- PESSIMISM - Often bad leaders are pessimistic and set low targets so they may be perceived as over achieving. These leaders are not open to challenges. Optimism and a willingness to embrace challenges can increase employee motivation and enthusiasm.
- LACK OF CLEAR VISION - Poor leaders are often vague in their vision for the success and are opposed to collaborating with others. Leaders must work with those around them and for those around them if they are to gain positive results.
- LACK OF INTERPERSONAL SKILLS - This comes from a refusal to listen to others and to relate to others. This also often relates to a reluctance to use other people’s ideas and input. These leaders become separate to employees and employees can become disenchanted with their job and doubt their relevance to the business.

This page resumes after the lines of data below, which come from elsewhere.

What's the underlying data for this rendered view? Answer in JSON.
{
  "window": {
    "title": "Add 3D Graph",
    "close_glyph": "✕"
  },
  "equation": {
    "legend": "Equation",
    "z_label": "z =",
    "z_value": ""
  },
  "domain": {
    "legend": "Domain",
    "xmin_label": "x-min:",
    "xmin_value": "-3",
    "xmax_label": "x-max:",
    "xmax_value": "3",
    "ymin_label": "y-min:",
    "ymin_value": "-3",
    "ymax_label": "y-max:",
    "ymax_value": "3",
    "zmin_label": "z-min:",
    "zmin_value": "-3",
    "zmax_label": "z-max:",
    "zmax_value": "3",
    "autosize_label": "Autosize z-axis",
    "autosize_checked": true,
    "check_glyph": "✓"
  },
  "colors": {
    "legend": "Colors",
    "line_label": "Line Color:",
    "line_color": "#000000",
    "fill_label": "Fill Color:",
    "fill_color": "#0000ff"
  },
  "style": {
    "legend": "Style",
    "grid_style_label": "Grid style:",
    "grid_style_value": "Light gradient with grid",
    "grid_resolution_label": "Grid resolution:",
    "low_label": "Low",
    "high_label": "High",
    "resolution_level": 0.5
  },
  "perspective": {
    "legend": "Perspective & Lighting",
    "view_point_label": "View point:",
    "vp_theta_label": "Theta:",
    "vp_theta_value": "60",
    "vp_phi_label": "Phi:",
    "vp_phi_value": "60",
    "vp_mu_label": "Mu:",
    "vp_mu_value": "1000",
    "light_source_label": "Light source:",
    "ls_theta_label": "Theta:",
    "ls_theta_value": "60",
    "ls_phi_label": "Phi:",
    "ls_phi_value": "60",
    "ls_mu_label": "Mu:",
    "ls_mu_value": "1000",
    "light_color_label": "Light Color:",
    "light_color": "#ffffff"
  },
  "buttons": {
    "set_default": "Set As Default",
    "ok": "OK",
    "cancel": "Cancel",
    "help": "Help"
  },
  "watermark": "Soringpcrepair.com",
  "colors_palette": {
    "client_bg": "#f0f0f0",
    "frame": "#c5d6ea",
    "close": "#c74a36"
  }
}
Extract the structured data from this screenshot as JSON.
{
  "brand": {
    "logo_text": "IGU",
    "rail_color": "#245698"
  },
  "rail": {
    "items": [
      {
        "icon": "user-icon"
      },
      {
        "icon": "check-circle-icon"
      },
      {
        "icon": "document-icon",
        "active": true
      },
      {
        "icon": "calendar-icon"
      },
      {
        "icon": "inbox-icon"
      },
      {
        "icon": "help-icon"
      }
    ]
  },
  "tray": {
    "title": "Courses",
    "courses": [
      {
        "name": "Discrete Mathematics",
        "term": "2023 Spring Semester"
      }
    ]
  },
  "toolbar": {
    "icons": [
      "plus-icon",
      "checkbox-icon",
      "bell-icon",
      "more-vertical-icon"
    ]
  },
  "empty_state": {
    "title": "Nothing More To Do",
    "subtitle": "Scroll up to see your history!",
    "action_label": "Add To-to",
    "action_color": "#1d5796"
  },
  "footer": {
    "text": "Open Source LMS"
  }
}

- LACK OF COMMUNICATION - Not involving others in decisions and lack of communication can be detrimental to becoming a good leader. A good leader involves others in their decisions and actions. This boosts team work and employees motivation. Take John Schooland’s image of leadership as a guide. He states; ‘what kind of leader are you going to be- the kind who thinks he is the best? Or will you be one of the very few greats who attribute success to the rest?
These may seem like obvious traits that would negate good leadership skills; however, these people are often unaware that they display such traits.
By consciously making an effort to exhibit the traits mentioned above, people will be more likely to follow you. If you exhibit these traits on a regular basis, you will be able to grow your influence to its potential as a leader.